-- RECORDS FOR THE EXERCISE follows --
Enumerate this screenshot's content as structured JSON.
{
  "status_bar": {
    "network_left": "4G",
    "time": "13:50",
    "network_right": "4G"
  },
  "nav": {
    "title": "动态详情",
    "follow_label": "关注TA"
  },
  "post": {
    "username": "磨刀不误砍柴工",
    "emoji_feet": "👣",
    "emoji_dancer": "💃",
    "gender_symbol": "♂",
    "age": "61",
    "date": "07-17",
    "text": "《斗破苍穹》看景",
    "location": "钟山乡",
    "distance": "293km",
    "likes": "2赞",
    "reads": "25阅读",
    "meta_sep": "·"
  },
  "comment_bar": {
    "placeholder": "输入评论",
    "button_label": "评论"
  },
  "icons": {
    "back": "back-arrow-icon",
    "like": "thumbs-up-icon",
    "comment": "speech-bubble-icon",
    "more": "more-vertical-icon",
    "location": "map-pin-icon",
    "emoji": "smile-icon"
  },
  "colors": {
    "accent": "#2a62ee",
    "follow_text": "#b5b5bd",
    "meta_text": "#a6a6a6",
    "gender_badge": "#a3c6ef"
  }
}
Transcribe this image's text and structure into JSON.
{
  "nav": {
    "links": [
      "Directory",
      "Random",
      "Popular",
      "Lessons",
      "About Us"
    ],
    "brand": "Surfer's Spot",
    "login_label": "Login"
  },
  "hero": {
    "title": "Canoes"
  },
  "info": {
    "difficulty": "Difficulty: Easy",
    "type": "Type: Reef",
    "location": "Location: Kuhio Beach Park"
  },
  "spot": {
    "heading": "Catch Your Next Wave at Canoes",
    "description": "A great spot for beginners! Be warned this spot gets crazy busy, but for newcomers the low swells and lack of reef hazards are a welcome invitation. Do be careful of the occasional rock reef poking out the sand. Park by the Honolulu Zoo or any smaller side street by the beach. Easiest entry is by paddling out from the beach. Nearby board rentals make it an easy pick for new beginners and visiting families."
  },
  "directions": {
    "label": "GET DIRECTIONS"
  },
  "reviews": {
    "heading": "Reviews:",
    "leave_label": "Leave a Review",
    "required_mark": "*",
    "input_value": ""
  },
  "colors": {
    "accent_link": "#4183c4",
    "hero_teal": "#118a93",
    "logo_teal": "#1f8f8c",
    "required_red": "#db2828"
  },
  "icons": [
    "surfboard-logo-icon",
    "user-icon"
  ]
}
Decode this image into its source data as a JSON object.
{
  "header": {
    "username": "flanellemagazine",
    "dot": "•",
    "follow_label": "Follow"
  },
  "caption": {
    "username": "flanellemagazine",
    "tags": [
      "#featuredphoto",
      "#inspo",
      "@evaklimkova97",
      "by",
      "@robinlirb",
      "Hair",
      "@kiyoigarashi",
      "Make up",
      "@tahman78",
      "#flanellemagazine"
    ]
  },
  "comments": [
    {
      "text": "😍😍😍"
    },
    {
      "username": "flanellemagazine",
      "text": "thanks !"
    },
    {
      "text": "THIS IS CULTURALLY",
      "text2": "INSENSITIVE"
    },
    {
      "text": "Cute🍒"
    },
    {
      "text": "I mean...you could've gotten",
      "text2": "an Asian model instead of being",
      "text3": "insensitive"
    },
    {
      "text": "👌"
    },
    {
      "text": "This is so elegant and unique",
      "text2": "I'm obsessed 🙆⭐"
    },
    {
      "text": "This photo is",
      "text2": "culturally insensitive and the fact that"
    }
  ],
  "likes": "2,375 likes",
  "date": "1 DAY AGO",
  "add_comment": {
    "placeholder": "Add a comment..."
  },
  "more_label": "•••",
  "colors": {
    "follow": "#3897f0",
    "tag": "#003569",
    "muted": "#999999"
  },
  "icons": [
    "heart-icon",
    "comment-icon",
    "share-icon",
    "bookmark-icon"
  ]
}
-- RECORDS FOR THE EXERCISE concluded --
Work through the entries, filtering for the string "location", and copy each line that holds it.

    "location": "钟山乡",
    "location": "map-pin-icon",
    "location": "Location: Kuhio Beach Park"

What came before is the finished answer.